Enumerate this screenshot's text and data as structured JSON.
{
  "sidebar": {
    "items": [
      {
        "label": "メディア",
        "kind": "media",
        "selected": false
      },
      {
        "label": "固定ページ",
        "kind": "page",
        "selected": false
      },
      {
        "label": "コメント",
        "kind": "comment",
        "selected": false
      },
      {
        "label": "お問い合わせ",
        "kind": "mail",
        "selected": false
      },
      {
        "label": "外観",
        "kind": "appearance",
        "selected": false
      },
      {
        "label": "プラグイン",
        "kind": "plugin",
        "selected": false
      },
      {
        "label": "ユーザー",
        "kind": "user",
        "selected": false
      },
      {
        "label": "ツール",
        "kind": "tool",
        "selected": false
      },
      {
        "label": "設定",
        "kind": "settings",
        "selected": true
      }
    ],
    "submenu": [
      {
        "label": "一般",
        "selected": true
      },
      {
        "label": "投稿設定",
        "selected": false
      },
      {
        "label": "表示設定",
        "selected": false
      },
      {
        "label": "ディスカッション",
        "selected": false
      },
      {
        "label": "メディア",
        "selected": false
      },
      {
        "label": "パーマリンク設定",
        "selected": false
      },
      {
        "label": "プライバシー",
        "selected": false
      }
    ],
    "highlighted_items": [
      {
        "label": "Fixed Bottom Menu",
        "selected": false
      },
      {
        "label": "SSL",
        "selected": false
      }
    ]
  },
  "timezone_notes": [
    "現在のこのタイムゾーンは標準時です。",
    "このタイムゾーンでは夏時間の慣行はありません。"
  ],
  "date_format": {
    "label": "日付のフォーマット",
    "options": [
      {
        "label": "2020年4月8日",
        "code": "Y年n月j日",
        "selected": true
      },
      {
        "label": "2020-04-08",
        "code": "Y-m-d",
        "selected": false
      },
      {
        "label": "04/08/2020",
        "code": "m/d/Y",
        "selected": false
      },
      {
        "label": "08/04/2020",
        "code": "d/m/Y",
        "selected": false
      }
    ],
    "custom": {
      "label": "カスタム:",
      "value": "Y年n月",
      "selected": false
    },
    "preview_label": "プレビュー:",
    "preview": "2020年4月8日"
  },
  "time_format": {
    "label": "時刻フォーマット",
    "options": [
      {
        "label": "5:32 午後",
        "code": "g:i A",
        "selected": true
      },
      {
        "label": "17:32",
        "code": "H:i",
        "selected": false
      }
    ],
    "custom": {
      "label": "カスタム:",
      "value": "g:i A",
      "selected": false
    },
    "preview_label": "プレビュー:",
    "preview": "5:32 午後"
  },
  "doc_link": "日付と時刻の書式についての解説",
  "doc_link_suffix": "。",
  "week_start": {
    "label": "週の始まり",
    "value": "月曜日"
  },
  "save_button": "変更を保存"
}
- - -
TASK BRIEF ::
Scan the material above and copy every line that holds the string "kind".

RESULT OF THE EXERCISE ::
        "kind": "media",
        "kind": "page",
        "kind": "comment",
        "kind": "mail",
        "kind": "appearance",
        "kind": "plugin",
        "kind": "user",
        "kind": "tool",
        "kind": "settings",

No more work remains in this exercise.